*** Opening Data extracts ***
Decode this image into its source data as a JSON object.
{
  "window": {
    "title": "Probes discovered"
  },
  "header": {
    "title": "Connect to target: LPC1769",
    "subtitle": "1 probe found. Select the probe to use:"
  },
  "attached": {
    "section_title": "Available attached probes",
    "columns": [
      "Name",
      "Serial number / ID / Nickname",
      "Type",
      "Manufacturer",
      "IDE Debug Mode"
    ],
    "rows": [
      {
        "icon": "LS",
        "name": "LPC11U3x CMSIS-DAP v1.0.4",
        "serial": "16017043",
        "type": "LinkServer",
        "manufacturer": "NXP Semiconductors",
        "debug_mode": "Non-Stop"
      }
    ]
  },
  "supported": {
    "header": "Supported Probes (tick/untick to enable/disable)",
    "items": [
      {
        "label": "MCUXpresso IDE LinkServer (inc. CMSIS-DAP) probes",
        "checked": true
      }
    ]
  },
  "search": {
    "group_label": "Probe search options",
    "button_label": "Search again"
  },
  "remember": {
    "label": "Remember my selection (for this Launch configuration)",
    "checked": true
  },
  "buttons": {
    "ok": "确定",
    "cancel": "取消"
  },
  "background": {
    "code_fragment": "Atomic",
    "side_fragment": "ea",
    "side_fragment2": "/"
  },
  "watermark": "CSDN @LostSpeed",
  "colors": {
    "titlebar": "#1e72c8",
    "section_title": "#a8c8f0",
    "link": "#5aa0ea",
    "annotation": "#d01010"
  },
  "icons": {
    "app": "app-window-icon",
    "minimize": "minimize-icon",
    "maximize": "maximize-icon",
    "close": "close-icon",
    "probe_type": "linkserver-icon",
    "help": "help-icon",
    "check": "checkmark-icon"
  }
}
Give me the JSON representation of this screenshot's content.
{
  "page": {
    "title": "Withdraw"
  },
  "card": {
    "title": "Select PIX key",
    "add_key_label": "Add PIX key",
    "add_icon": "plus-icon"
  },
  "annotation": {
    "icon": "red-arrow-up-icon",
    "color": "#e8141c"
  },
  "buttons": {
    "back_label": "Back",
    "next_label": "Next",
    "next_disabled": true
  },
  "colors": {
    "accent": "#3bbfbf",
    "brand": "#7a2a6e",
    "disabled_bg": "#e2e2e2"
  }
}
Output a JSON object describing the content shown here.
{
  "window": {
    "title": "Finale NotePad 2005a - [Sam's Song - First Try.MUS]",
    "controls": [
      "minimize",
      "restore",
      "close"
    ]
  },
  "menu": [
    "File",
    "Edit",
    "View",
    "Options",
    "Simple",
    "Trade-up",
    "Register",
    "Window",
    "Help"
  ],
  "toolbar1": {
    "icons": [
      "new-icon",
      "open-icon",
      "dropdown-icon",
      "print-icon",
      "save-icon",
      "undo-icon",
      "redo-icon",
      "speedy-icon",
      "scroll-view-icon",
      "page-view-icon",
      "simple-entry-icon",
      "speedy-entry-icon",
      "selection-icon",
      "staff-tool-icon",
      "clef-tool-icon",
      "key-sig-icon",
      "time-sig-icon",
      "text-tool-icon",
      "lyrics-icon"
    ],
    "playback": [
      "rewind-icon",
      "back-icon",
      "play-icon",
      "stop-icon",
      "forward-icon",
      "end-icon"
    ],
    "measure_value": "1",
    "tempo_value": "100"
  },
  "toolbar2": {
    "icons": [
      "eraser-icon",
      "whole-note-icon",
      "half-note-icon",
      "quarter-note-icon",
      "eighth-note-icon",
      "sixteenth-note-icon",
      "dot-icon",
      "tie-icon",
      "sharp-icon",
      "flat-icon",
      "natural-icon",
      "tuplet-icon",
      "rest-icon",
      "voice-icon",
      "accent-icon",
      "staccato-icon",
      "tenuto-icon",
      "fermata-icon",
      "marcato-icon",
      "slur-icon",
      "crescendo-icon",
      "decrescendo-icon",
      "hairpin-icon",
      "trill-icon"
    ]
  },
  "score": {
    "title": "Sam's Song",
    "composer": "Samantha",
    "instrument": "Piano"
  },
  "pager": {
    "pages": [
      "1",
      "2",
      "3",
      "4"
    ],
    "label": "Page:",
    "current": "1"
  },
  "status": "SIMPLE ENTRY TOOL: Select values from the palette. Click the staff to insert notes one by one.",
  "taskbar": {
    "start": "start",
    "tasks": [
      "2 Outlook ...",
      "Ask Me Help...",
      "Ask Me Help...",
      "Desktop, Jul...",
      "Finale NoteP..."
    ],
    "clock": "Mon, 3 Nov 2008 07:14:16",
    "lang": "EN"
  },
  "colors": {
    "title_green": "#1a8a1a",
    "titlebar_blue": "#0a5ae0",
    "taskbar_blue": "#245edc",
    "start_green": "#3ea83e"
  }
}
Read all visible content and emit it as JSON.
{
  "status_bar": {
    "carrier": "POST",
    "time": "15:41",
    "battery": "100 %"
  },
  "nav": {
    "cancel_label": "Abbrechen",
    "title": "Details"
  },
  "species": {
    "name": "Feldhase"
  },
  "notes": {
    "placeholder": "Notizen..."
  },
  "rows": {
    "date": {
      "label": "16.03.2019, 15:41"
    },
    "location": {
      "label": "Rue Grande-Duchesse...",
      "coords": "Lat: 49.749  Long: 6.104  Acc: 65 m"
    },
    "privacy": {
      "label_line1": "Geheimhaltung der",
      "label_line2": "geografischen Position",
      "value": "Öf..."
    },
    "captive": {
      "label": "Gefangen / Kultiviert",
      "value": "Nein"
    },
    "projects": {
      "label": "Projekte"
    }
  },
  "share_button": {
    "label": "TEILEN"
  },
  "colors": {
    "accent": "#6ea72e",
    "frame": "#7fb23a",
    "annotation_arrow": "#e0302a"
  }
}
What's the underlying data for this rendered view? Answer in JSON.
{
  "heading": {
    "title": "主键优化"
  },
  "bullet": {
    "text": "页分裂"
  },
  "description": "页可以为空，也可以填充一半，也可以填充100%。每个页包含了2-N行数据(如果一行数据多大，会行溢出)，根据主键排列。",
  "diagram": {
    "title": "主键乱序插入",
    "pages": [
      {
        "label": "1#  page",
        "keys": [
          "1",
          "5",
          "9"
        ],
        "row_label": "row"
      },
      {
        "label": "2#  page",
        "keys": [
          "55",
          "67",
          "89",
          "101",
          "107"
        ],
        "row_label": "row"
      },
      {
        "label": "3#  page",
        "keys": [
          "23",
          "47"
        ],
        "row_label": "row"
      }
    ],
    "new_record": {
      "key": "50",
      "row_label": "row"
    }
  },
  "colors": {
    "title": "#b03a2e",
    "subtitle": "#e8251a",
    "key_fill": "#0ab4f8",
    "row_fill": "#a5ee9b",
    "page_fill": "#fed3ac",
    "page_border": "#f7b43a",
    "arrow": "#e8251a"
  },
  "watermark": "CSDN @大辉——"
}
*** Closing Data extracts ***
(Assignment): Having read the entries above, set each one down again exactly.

(Problem solution):
Decode this image into its source data as a JSON object.
{
  "window": {
    "title": "Probes discovered"
  },
  "header": {
    "title": "Connect to target: LPC1769",
    "subtitle": "1 probe found. Select the probe to use:"
  },
  "attached": {
    "section_title": "Available attached probes",
    "columns": [
      "Name",
      "Serial number / ID / Nickname",
      "Type",
      "Manufacturer",
      "IDE Debug Mode"
    ],
    "rows": [
      {
        "icon": "LS",
        "name": "LPC11U3x CMSIS-DAP v1.0.4",
        "serial": "16017043",
        "type": "LinkServer",
        "manufacturer": "NXP Semiconductors",
        "debug_mode": "Non-Stop"
      }
    ]
  },
  "supported": {
    "header": "Supported Probes (tick/untick to enable/disable)",
    "items": [
      {
        "label": "MCUXpresso IDE LinkServer (inc. CMSIS-DAP) probes",
        "checked": true
      }
    ]
  },
  "search": {
    "group_label": "Probe search options",
    "button_label": "Search again"
  },
  "remember": {
    "label": "Remember my selection (for this Launch configuration)",
    "checked": true
  },
  "buttons": {
    "ok": "确定",
    "cancel": "取消"
  },
  "background": {
    "code_fragment": "Atomic",
    "side_fragment": "ea",
    "side_fragment2": "/"
  },
  "watermark": "CSDN @LostSpeed",
  "colors": {
    "titlebar": "#1e72c8",
    "section_title": "#a8c8f0",
    "link": "#5aa0ea",
    "annotation": "#d01010"
  },
  "icons": {
    "app": "app-window-icon",
    "minimize": "minimize-icon",
    "maximize": "maximize-icon",
    "close": "close-icon",
    "probe_type": "linkserver-icon",
    "help": "help-icon",
    "check": "checkmark-icon"
  }
}
Give me the JSON representation of this screenshot's content.
{
  "page": {
    "title": "Withdraw"
  },
  "card": {
    "title": "Select PIX key",
    "add_key_label": "Add PIX key",
    "add_icon": "plus-icon"
  },
  "annotation": {
    "icon": "red-arrow-up-icon",
    "color": "#e8141c"
  },
  "buttons": {
    "back_label": "Back",
    "next_label": "Next",
    "next_disabled": true
  },
  "colors": {
    "accent": "#3bbfbf",
    "brand": "#7a2a6e",
    "disabled_bg": "#e2e2e2"
  }
}
Output a JSON object describing the content shown here.
{
  "window": {
    "title": "Finale NotePad 2005a - [Sam's Song - First Try.MUS]",
    "controls": [
      "minimize",
      "restore",
      "close"
    ]
  },
  "menu": [
    "File",
    "Edit",
    "View",
    "Options",
    "Simple",
    "Trade-up",
    "Register",
    "Window",
    "Help"
  ],
  "toolbar1": {
    "icons": [
      "new-icon",
      "open-icon",
      "dropdown-icon",
      "print-icon",
      "save-icon",
      "undo-icon",
      "redo-icon",
      "speedy-icon",
      "scroll-view-icon",
      "page-view-icon",
      "simple-entry-icon",
      "speedy-entry-icon",
      "selection-icon",
      "staff-tool-icon",
      "clef-tool-icon",
      "key-sig-icon",
      "time-sig-icon",
      "text-tool-icon",
      "lyrics-icon"
    ],
    "playback": [
      "rewind-icon",
      "back-icon",
      "play-icon",
      "stop-icon",
      "forward-icon",
      "end-icon"
    ],
    "measure_value": "1",
    "tempo_value": "100"
  },
  "toolbar2": {
    "icons": [
      "eraser-icon",
      "whole-note-icon",
      "half-note-icon",
      "quarter-note-icon",
      "eighth-note-icon",
      "sixteenth-note-icon",
      "dot-icon",
      "tie-icon",
      "sharp-icon",
      "flat-icon",
      "natural-icon",
      "tuplet-icon",
      "rest-icon",
      "voice-icon",
      "accent-icon",
      "staccato-icon",
      "tenuto-icon",
      "fermata-icon",
      "marcato-icon",
      "slur-icon",
      "crescendo-icon",
      "decrescendo-icon",
      "hairpin-icon",
      "trill-icon"
    ]
  },
  "score": {
    "title": "Sam's Song",
    "composer": "Samantha",
    "instrument": "Piano"
  },
  "pager": {
    "pages": [
      "1",
      "2",
      "3",
      "4"
    ],
    "label": "Page:",
    "current": "1"
  },
  "status": "SIMPLE ENTRY TOOL: Select values from the palette. Click the staff to insert notes one by one.",
  "taskbar": {
    "start": "start",
    "tasks": [
      "2 Outlook ...",
      "Ask Me Help...",
      "Ask Me Help...",
      "Desktop, Jul...",
      "Finale NoteP..."
    ],
    "clock": "Mon, 3 Nov 2008 07:14:16",
    "lang": "EN"
  },
  "colors": {
    "title_green": "#1a8a1a",
    "titlebar_blue": "#0a5ae0",
    "taskbar_blue": "#245edc",
    "start_green": "#3ea83e"
  }
}
Read all visible content and emit it as JSON.
{
  "status_bar": {
    "carrier": "POST",
    "time": "15:41",
    "battery": "100 %"
  },
  "nav": {
    "cancel_label": "Abbrechen",
    "title": "Details"
  },
  "species": {
    "name": "Feldhase"
  },
  "notes": {
    "placeholder": "Notizen..."
  },
  "rows": {
    "date": {
      "label": "16.03.2019, 15:41"
    },
    "location": {
      "label": "Rue Grande-Duchesse...",
      "coords": "Lat: 49.749  Long: 6.104  Acc: 65 m"
    },
    "privacy": {
      "label_line1": "Geheimhaltung der",
      "label_line2": "geografischen Position",
      "value": "Öf..."
    },
    "captive": {
      "label": "Gefangen / Kultiviert",
      "value": "Nein"
    },
    "projects": {
      "label": "Projekte"
    }
  },
  "share_button": {
    "label": "TEILEN"
  },
  "colors": {
    "accent": "#6ea72e",
    "frame": "#7fb23a",
    "annotation_arrow": "#e0302a"
  }
}
What's the underlying data for this rendered view? Answer in JSON.
{
  "heading": {
    "title": "主键优化"
  },
  "bullet": {
    "text": "页分裂"
  },
  "description": "页可以为空，也可以填充一半，也可以填充100%。每个页包含了2-N行数据(如果一行数据多大，会行溢出)，根据主键排列。",
  "diagram": {
    "title": "主键乱序插入",
    "pages": [
      {
        "label": "1#  page",
        "keys": [
          "1",
          "5",
          "9"
        ],
        "row_label": "row"
      },
      {
        "label": "2#  page",
        "keys": [
          "55",
          "67",
          "89",
          "101",
          "107"
        ],
        "row_label": "row"
      },
      {
        "label": "3#  page",
        "keys": [
          "23",
          "47"
        ],
        "row_label": "row"
      }
    ],
    "new_record": {
      "key": "50",
      "row_label": "row"
    }
  },
  "colors": {
    "title": "#b03a2e",
    "subtitle": "#e8251a",
    "key_fill": "#0ab4f8",
    "row_fill": "#a5ee9b",
    "page_fill": "#fed3ac",
    "page_border": "#f7b43a",
    "arrow": "#e8251a"
  },
  "watermark": "CSDN @大辉——"
}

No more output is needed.